fill, fold and fry

So all in all, this was a great experience for me.  Even if all the recipes I came up with failed, and failed hard, I had one helluva time coming up with all the ideas and creating it.  I even enjoyed the fact that I got to use my husband and my close friend as  food lab rats.

Daring Cooks July challenge : Nut Butters!

Chicken with pecan cream sauce!

The July 2010 Daring Cooks’ Challenge was hosted by Margie of More Please and Natashya of Living in the Kitchen with Puppies. They chose to challenge Daring Cooks to make their own nut butter from scratch, and use the nut butter in a recipe. Their sources include Better with Nut Butter by Cooking Light Magazine, Asian Noodles by Nina Simonds, and Food Network online.

I joined the Daring Cooks a few months ago but I’ve yet to actually recreate any recipe on site. I got the idea from a friend who started it, I thought it would be fun. It would give me kind of a personal challenge every month for my cooking so that I don’t settle in to a culinary rut. I was putting around their message boards today having seen their tag on random cooking blogs I Google and thought now is as good a time as any to get going! So my first challenge? Nut butters! I chose the pecan, because it is a soft nut and I do not have a food processor. Maybe if I’m good, Santa will bring me one this year. A soft nut, like pecans, have a chance in a regular kitchen blender. Something like an almond is too hard for a regular kitchen blender unless you have something heavy duty.

Nut butters are really easy to make it turns out.  Stick your nuts in a blender or food processor and just run it until you have the butter.  (atleast 1 1/2 to 2 cups of nuts people!)

my pecan nut butter

chicken with Pecan Cream & Mushrooms

Pecan Cream:

  • 1/4 cup + 2 tbsp Pecan butter
  • 1 cup (240 ml) water
  • 3/4 teaspoon (3 ml) salt, more as needed
  • 1 tbsp deglaze (water, white wine, whatever. optional)
  • 1/2  pound (225 g) egg noodles or pasta
  • 4  boneless, skinless chicken breast halves
  • 1 teaspoon olive oil, more as needed
  • Salt & pepper to taste


  • 1 teaspoon (5 ml) olive oil, more as needed
  • 1/4 cup (60 ml) finely chopped shallots
  • 1/2 pound (225 g) mushrooms, sliced
  • 1 Tablespoon (15 ml) fresh thyme leaves
  • Chopped pecans, (optional garnish)

Make the pecan cream, mix the nut butter with the salt and water  until smooth, set aside.

Cook noodles according to package instructions in salted water.
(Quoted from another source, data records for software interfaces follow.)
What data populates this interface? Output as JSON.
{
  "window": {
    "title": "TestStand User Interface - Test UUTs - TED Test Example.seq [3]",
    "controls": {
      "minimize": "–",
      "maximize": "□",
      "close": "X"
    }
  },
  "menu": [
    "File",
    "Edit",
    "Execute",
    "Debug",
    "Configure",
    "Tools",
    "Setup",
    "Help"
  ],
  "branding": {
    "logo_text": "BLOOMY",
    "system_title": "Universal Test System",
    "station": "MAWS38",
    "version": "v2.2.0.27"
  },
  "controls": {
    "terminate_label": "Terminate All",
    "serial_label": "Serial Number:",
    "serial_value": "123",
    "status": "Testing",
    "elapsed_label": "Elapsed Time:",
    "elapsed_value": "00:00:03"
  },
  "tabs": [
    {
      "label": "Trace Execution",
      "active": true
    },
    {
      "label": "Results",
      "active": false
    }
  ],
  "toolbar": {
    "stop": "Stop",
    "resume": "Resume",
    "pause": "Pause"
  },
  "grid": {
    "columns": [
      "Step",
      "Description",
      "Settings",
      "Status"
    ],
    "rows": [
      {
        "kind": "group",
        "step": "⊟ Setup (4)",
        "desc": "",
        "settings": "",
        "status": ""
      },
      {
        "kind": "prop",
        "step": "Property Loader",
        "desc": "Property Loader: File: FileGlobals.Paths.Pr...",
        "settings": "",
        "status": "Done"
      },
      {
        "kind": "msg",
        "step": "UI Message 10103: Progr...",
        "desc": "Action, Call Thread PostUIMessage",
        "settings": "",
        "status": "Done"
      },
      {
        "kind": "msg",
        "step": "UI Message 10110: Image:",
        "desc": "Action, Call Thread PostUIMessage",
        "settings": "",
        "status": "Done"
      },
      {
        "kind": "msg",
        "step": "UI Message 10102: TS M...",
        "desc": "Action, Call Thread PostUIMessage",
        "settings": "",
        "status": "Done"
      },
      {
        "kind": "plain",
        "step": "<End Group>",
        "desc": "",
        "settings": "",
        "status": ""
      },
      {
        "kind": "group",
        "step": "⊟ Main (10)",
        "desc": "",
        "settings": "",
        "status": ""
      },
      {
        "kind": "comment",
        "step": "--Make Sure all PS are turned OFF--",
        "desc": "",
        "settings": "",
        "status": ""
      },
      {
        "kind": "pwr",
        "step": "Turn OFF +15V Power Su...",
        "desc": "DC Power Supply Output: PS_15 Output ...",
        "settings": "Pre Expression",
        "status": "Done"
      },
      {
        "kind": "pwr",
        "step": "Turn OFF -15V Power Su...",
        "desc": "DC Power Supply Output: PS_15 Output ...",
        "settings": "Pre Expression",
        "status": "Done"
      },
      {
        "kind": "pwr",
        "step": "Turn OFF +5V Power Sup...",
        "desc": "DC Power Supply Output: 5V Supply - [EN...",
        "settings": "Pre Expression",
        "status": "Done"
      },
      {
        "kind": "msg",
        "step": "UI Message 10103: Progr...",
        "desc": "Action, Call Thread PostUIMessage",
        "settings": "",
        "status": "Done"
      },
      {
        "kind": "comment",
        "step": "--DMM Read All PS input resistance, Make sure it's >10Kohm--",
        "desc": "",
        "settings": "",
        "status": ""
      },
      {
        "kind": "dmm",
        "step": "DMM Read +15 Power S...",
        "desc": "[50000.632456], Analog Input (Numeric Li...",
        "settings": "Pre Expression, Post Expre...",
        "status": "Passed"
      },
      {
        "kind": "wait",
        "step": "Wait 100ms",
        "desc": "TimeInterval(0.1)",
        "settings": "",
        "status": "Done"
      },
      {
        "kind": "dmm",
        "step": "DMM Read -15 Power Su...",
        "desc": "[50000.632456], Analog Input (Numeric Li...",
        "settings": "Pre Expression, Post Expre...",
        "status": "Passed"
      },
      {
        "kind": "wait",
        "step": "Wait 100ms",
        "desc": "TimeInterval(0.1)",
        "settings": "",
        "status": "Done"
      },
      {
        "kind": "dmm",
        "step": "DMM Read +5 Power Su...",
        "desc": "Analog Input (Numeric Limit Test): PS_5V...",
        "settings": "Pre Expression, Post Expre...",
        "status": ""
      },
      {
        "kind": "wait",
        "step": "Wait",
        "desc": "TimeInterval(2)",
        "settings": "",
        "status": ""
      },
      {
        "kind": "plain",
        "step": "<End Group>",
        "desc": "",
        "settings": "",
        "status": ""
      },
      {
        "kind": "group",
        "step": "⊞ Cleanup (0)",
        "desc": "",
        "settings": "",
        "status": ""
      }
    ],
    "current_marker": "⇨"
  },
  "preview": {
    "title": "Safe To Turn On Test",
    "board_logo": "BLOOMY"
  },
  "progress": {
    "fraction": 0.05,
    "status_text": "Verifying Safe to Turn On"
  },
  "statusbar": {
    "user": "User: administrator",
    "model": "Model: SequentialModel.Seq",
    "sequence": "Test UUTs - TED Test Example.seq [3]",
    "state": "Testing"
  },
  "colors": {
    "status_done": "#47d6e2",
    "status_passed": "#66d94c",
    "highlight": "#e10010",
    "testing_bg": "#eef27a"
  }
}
Drain, rinse, and keep warm.

Sprinkle chicken with a bit of salt and pepper to taste. Heat 1 teaspoon (5 ml) olive oil a large nonstick skillet over medium-high heat. Add half the chicken; sauté 3 to 5 minutes on each side or until cooked through. Cook the chicken in 2 batches, adding more oil if needed for second batch. Set aside cooked chicken on a clean plate, cover to keep warm.

Add deglazing liquid to pan if using and stir up any browned bits. If needed, add another teaspoon (5 ml) of oil (or more) to pan for sautéing the shallots and mushrooms. Sauté the shallots and mushrooms over medium heat for 4 to 6 minutes or until mushrooms are tender and starting to brown. Add fresh thyme to the pan. Stir in pecan cream; bring to a boil. Reduce heat and simmer for about 1 1/2 minutes till reduced slightly.

Slice chicken into thin strips. Divide the noodles among serving plates. Add a scoop of the mushroom pecan sauce on top of noodles. Lay sliced chicken on top. Garnish with fres

h thyme and/or a pinch of chopped pecans if you want to go all the way.

Now to make this quicker for me I bought the already pre-sliced raw chicken breast.  It also happened we are officially out of chicken and my husband won’t be home until I am finished cooking this so I had to run out with both children.  It is not fun walking through a grocery store with two kids, no car, and no cart! So the raw strips works out for now.